RECORDS FOR THIS EXERCISE Start Marker
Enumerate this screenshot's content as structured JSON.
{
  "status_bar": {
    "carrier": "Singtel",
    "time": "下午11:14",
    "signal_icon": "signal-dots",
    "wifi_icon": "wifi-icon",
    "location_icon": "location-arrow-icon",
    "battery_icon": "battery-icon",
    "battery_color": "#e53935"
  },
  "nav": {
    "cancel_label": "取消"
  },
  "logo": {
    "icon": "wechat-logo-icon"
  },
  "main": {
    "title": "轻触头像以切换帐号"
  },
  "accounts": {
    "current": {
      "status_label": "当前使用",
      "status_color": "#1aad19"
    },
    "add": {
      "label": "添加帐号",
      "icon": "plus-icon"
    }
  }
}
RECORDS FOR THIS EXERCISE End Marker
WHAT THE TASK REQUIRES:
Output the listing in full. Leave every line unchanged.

RESULT FOR THIS TASK:
Enumerate this screenshot's content as structured JSON.
{
  "status_bar": {
    "carrier": "Singtel",
    "time": "下午11:14",
    "signal_icon": "signal-dots",
    "wifi_icon": "wifi-icon",
    "location_icon": "location-arrow-icon",
    "battery_icon": "battery-icon",
    "battery_color": "#e53935"
  },
  "nav": {
    "cancel_label": "取消"
  },
  "logo": {
    "icon": "wechat-logo-icon"
  },
  "main": {
    "title": "轻触头像以切换帐号"
  },
  "accounts": {
    "current": {
      "status_label": "当前使用",
      "status_color": "#1aad19"
    },
    "add": {
      "label": "添加帐号",
      "icon": "plus-icon"
    }
  }
}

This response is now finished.